New York: George R. Lockwood (late Roe Lockwood & Son), . Three volumes. 155 hand-finished color lithographed plates by J.T. Bowen (and others) from drawings on stone by W.E. Hitchcock and R. Trembley, after J.A. and J.W. Audubon (plate LXIV creased). Half titles. Royal octavo. Handomely bound in publisher's blindstamped morrocco, spines gilt with raised bands. Repairs to joints of first volume. Very good. Item #WRCAM54875

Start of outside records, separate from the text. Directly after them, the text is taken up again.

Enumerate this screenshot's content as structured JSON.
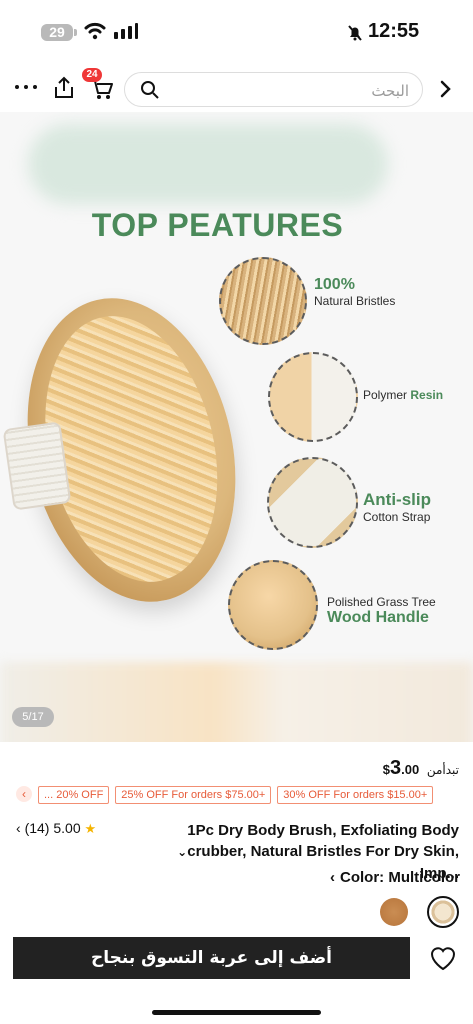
{
  "status": {
    "battery": "29",
    "time": "12:55"
  },
  "search": {
    "placeholder": "البحث"
  },
  "cart": {
    "count": "24"
  },
  "gallery": {
    "headline": "TOP PEATURES",
    "features": [
      {
        "top": "100%",
        "bottom": "Natural Bristles"
      },
      {
        "top": "Polymer",
        "bottom": "Resin"
      },
      {
        "top": "Anti-slip",
        "bottom": "Cotton Strap"
      },
      {
        "top": "Polished Grass Tree",
        "bottom": "Wood Handle"
      }
    ],
    "counter": "5/17"
  },
  "product": {
    "price_prefix": "تبدأمن",
    "price_symbol": "$",
    "price_major": "3",
    "price_minor": ".00",
    "discounts": [
      "... 20% OFF",
      "25% OFF For orders $75.00+",
      "30% OFF For orders $15.00+"
    ],
    "rating": "5.00",
    "reviews": "(14)",
    "title_line1": "1Pc Dry Body Brush, Exfoliating Body",
    "title_line2": "crubber, Natural Bristles For Dry Skin, Imp...",
    "color_label": "Color: Multicolor"
  },
  "footer": {
    "add_to_cart": "أضف إلى عربة التسوق بنجاح"
  },
  "colors": {
    "accent_green": "#4b8a5a",
    "discount": "#e75b39",
    "cart_badge": "#ef3737"
  }
}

Audubon's final great natural history work, with plates and descriptions of the quadrupeds of the United States, including Texas, California, and Oregon, as well as part of Mexico, the British and Russian possessions, and Arctic regions. Regarding the dating of this Lockwood issue, it was published later than the copyright date of 1849 as given on the verso of each titlepage, but before the edition published with a preface signed by Lockwood as publishers and dated 1870. Audubon's collaborator on the QUADRUPEDS was naturalist and Lutheran clergyman John Bachman, who had studied quadrupeds since he was a young man and was a recognized authority on the subject in the United States. The two began their association when Audubon stayed with Bachman and his family in Charleston for a month in 1831, and this friendship was later cemented by the marriage of Victor and John W. Audubon to Bachman's daughters, Maria and Eliza. Audubon knew Bachman's contribution to the QUADRUPEDS would be crucial, and endeavored to convince his friend to set aside his fears about the project. Audubon was eager to begin what he felt could be his last outstanding achievement in natural history, but Bachman was more cautious and worried that they were entering a field where "we have much to learn." Audubon persisted in his efforts to get him to take part, and Bachman, "anxious to do something for the benefit of Victor and John [Audubon]," eventually relented, with the final condition that all of the expenses and all of the profits should go to the Audubons. By 1835, Bachman had become indispensable to the QUADRUPEDS project, writing most of the text and editing the entire work. With the success of the octavo edition of THE BIRDS OF AMERICA in mind, a similar edition of the QUADRUPEDS was envisaged from an early stage. The folio edition was published in thirty numbers between 1845 and 1854, and publication of the first octavo edition began in 1849 and was also completed in 1854. Unfortunately, Audubon did not live to see the completion of either project, and after his death in January 1851 the work was seen through to completion by his son, John Woodhouse Audubon. The two editions form a fitting memorial to the greatest natural history artist of his day. BENNETT, p.5. NISSEN ZBI 163. REESE, STAMPED WITH A NATIONAL CHARACTER 38. WOOD, p.208.